CHENNAI, NOV 17: The recent cut in the Goods and Services Tax on some 200 items has not been welcome by all. Some women wonder why the GST has not been slashed for sanitary napkins.
“India is a country where bindis, sindoors, plastic bags and even condoms are exempted from tax but a necessary item for women’s health is not.” said Suganya, co-founder of DHAGAM Foundation, an NGO for Women in Chennai.
There is lack of awareness and education about menstrual hygiene amongst the women and girls living in slums, according to a survey conducted in Kasimedu slum by DHAGAM. A lot of the women are migrants, who live in unhygienic conditions and cannot afford good quality sanitary napkins.
Forget 12% #GST, why is there any tax on sanitary napkins?
Esp if research suggests a link between poor menstrual hygiene & cervical cancer!
Does this government not care for 50% of its citizens – women?https://t.co/6fp0BpB4ap
— Rakesh Sharma (@rakeshfilm) November 11, 2017
The women did not have proper knowledge about the use and disposal of the sanitary napkins. Lot of times women used cloth instead of the sanitary napkins, which leads to other health problems, added Suganya.
Suganya also said the sanitary napkins provided by some government schools were of poor quality. “They need to produce reusable sanitary napkins which should be distributed free of cost in the schools,” she added.
Thideer Nagar slum near Greenways Road here, on the other hand, is at a stage where women and girls are aware about the need for menstrual hygiene.
“We used to use cloth, but now everyone use sanitary napkins like Whisper.” said Sushila, a fish vendor.
However, for a slum woman who earns a meager salary of Rs. 100 a day, sanitary napkins have become quite expensive.
“It is not just about GST, there are many things linked to it,” said Balakrishna, co-ordinator at Centre for Women’s Development and Research in Chennai.
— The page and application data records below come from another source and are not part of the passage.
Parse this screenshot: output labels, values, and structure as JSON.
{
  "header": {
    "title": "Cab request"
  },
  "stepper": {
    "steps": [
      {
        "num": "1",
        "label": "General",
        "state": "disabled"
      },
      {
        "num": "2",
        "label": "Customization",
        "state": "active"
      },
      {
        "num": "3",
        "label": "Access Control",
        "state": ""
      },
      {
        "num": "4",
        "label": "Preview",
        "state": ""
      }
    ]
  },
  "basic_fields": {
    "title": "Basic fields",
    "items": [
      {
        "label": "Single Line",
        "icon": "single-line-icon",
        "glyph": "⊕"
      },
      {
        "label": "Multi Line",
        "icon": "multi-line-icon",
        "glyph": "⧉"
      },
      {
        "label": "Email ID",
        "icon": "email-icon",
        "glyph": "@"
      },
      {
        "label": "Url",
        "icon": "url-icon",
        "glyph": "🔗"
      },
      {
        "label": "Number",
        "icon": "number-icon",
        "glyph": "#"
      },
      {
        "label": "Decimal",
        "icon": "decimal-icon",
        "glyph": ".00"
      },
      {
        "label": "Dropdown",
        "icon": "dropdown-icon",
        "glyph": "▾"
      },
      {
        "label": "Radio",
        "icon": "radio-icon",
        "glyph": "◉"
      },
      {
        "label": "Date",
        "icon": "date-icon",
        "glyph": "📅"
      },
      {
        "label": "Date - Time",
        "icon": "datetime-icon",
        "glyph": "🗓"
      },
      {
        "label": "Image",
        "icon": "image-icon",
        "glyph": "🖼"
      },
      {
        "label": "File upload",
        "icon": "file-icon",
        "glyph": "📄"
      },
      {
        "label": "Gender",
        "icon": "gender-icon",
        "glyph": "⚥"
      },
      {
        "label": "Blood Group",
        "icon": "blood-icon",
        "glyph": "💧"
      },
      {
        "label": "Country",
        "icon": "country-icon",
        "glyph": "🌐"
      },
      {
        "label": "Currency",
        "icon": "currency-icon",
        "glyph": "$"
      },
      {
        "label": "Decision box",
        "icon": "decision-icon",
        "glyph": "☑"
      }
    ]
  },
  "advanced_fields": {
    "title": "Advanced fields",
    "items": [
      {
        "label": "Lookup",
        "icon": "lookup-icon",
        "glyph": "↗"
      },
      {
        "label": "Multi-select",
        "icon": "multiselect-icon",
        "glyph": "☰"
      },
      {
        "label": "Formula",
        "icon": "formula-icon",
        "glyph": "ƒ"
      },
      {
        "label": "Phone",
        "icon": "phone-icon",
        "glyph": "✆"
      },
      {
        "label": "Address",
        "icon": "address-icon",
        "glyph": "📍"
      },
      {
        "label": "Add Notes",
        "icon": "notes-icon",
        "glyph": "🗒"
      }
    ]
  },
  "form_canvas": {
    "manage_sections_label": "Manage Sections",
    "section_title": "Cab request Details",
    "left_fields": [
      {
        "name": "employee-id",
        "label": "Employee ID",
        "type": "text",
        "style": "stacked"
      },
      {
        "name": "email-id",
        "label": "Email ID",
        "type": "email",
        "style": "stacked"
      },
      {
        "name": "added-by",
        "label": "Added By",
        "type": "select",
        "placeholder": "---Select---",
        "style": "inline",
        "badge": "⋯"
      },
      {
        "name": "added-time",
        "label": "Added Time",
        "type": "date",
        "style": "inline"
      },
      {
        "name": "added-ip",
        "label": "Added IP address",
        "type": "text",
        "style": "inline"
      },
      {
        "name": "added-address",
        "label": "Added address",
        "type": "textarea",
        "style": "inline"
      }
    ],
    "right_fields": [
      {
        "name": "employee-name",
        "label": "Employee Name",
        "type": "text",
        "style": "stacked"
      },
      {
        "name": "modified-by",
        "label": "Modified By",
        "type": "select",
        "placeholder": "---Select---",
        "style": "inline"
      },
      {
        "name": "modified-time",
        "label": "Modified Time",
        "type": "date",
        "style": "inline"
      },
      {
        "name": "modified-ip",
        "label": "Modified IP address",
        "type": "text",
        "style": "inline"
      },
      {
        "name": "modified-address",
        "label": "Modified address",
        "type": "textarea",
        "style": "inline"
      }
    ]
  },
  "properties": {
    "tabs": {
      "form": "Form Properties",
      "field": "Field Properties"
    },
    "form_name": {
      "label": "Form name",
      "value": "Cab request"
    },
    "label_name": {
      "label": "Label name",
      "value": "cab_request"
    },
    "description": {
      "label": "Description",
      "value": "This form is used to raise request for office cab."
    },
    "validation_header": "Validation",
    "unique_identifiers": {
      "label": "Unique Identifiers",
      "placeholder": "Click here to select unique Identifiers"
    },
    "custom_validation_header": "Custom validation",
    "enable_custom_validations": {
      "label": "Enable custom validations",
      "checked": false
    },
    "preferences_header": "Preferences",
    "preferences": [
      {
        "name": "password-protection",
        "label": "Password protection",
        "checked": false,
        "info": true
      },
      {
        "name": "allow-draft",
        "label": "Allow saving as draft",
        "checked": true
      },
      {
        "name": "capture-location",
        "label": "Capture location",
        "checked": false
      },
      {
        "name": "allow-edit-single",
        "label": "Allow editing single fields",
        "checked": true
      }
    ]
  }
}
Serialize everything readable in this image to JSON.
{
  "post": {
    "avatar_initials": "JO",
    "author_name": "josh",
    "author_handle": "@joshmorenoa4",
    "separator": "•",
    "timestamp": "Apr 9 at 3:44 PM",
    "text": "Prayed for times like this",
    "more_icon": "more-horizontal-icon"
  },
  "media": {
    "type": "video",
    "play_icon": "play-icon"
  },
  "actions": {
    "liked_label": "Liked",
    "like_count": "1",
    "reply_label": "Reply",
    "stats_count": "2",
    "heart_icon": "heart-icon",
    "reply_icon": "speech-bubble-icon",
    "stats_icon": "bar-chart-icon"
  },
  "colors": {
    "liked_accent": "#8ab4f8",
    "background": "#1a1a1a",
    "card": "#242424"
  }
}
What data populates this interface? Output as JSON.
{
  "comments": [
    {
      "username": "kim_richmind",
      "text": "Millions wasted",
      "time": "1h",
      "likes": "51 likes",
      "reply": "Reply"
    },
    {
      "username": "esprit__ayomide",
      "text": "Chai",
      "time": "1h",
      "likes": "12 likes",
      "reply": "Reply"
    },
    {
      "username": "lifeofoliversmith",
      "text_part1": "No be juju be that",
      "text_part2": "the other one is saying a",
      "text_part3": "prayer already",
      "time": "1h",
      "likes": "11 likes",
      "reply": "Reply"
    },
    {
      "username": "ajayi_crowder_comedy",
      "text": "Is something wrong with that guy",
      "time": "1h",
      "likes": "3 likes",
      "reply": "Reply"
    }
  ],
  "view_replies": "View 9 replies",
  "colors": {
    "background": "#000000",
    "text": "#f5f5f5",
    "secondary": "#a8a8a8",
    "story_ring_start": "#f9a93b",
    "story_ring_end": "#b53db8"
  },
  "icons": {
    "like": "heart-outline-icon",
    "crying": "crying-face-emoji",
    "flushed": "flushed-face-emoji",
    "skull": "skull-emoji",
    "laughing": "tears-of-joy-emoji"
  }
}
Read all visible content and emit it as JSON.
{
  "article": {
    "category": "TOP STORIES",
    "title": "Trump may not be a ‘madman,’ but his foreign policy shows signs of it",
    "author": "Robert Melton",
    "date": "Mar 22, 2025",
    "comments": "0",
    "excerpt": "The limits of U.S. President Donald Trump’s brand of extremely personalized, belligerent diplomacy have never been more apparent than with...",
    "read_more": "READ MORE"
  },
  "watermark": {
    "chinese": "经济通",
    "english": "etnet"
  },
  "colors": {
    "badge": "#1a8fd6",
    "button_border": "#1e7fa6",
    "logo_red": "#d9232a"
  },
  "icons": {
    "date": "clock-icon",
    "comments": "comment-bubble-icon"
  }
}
He talked about how parents needed to start having an open dialogue with their children and said that it was high time people stopped seeing menstruation as a “dirty” thing.
Balakrishna mentioned the case of a 12-year old girl from Tirunelveli who committed suicide after she was upbraided by her teacher in class for staining her uniform.
The Delhi High Court on Wednesday questioned the central government’s decision to impose 12 per cent tax on sanitary napkins under the GST regime saying that it was a much larger concern than just looking at the import and export duty.
The Centre tried to justify its act by saying that reducing the GST rate on sanitary napkins to nil, would result in complete denial of input tax credit to domestic manufacturers of sanitary napkins.
The court also expressed unhappiness over the absence of any women in 31-member GST Council.